§ **Work task**
Give the records again, word for word.

____ Excerpted data

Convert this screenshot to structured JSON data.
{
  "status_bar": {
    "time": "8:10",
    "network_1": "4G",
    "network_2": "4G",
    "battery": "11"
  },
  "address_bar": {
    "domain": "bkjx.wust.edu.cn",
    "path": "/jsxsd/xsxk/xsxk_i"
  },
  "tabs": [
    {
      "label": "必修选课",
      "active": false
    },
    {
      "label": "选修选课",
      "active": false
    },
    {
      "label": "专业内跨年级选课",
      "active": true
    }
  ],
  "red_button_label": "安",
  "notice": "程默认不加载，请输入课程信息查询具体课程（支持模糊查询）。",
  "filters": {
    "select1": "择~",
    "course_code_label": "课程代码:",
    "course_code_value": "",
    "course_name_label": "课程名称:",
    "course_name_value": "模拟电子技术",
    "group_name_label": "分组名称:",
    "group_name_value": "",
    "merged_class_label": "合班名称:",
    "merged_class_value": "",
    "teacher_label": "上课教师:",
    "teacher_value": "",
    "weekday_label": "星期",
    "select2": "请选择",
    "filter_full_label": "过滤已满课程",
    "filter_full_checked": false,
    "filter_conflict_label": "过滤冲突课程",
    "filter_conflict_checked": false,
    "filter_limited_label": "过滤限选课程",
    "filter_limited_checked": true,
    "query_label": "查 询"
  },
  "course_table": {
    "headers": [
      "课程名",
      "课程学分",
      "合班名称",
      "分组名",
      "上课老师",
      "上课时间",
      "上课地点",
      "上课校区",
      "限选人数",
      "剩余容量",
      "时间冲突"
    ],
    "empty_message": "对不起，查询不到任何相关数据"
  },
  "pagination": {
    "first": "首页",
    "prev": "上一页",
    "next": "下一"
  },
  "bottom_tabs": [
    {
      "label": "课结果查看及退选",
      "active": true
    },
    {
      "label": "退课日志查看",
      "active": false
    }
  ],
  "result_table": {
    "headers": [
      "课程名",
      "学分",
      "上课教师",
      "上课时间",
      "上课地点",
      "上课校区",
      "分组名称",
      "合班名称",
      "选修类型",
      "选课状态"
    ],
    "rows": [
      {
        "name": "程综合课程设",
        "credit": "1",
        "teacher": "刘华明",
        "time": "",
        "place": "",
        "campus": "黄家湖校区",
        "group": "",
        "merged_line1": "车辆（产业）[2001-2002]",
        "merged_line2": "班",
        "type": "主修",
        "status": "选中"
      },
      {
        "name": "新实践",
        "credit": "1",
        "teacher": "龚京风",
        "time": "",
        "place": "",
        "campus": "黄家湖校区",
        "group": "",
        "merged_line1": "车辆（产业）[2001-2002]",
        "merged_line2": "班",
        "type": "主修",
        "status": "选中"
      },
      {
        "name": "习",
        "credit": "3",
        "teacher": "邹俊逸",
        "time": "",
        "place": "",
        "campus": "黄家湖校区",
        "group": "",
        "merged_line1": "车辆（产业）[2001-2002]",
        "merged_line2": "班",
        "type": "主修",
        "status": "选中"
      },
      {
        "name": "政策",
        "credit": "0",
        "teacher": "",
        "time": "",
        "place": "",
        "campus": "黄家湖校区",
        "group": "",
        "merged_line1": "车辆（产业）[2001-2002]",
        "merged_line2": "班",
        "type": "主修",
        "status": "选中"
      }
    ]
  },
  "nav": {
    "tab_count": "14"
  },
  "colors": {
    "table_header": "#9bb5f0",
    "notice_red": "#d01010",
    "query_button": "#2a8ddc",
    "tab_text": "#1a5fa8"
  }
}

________

§ **Solved problem**
Convert this screenshot to structured JSON data.
{
  "status_bar": {
    "time": "8:10",
    "network_1": "4G",
    "network_2": "4G",
    "battery": "11"
  },
  "address_bar": {
    "domain": "bkjx.wust.edu.cn",
    "path": "/jsxsd/xsxk/xsxk_i"
  },
  "tabs": [
    {
      "label": "必修选课",
      "active": false
    },
    {
      "label": "选修选课",
      "active": false
    },
    {
      "label": "专业内跨年级选课",
      "active": true
    }
  ],
  "red_button_label": "安",
  "notice": "程默认不加载，请输入课程信息查询具体课程（支持模糊查询）。",
  "filters": {
    "select1": "择~",
    "course_code_label": "课程代码:",
    "course_code_value": "",
    "course_name_label": "课程名称:",
    "course_name_value": "模拟电子技术",
    "group_name_label": "分组名称:",
    "group_name_value": "",
    "merged_class_label": "合班名称:",
    "merged_class_value": "",
    "teacher_label": "上课教师:",
    "teacher_value": "",
    "weekday_label": "星期",
    "select2": "请选择",
    "filter_full_label": "过滤已满课程",
    "filter_full_checked": false,
    "filter_conflict_label": "过滤冲突课程",
    "filter_conflict_checked": false,
    "filter_limited_label": "过滤限选课程",
    "filter_limited_checked": true,
    "query_label": "查 询"
  },
  "course_table": {
    "headers": [
      "课程名",
      "课程学分",
      "合班名称",
      "分组名",
      "上课老师",
      "上课时间",
      "上课地点",
      "上课校区",
      "限选人数",
      "剩余容量",
      "时间冲突"
    ],
    "empty_message": "对不起，查询不到任何相关数据"
  },
  "pagination": {
    "first": "首页",
    "prev": "上一页",
    "next": "下一"
  },
  "bottom_tabs": [
    {
      "label": "课结果查看及退选",
      "active": true
    },
    {
      "label": "退课日志查看",
      "active": false
    }
  ],
  "result_table": {
    "headers": [
      "课程名",
      "学分",
      "上课教师",
      "上课时间",
      "上课地点",
      "上课校区",
      "分组名称",
      "合班名称",
      "选修类型",
      "选课状态"
    ],
    "rows": [
      {
        "name": "程综合课程设",
        "credit": "1",
        "teacher": "刘华明",
        "time": "",
        "place": "",
        "campus": "黄家湖校区",
        "group": "",
        "merged_line1": "车辆（产业）[2001-2002]",
        "merged_line2": "班",
        "type": "主修",
        "status": "选中"
      },
      {
        "name": "新实践",
        "credit": "1",
        "teacher": "龚京风",
        "time": "",
        "place": "",
        "campus": "黄家湖校区",
        "group": "",
        "merged_line1": "车辆（产业）[2001-2002]",
        "merged_line2": "班",
        "type": "主修",
        "status": "选中"
      },
      {
        "name": "习",
        "credit": "3",
        "teacher": "邹俊逸",
        "time": "",
        "place": "",
        "campus": "黄家湖校区",
        "group": "",
        "merged_line1": "车辆（产业）[2001-2002]",
        "merged_line2": "班",
        "type": "主修",
        "status": "选中"
      },
      {
        "name": "政策",
        "credit": "0",
        "teacher": "",
        "time": "",
        "place": "",
        "campus": "黄家湖校区",
        "group": "",
        "merged_line1": "车辆（产业）[2001-2002]",
        "merged_line2": "班",
        "type": "主修",
        "status": "选中"
      }
    ]
  },
  "nav": {
    "tab_count": "14"
  },
  "colors": {
    "table_header": "#9bb5f0",
    "notice_red": "#d01010",
    "query_button": "#2a8ddc",
    "tab_text": "#1a5fa8"
  }
}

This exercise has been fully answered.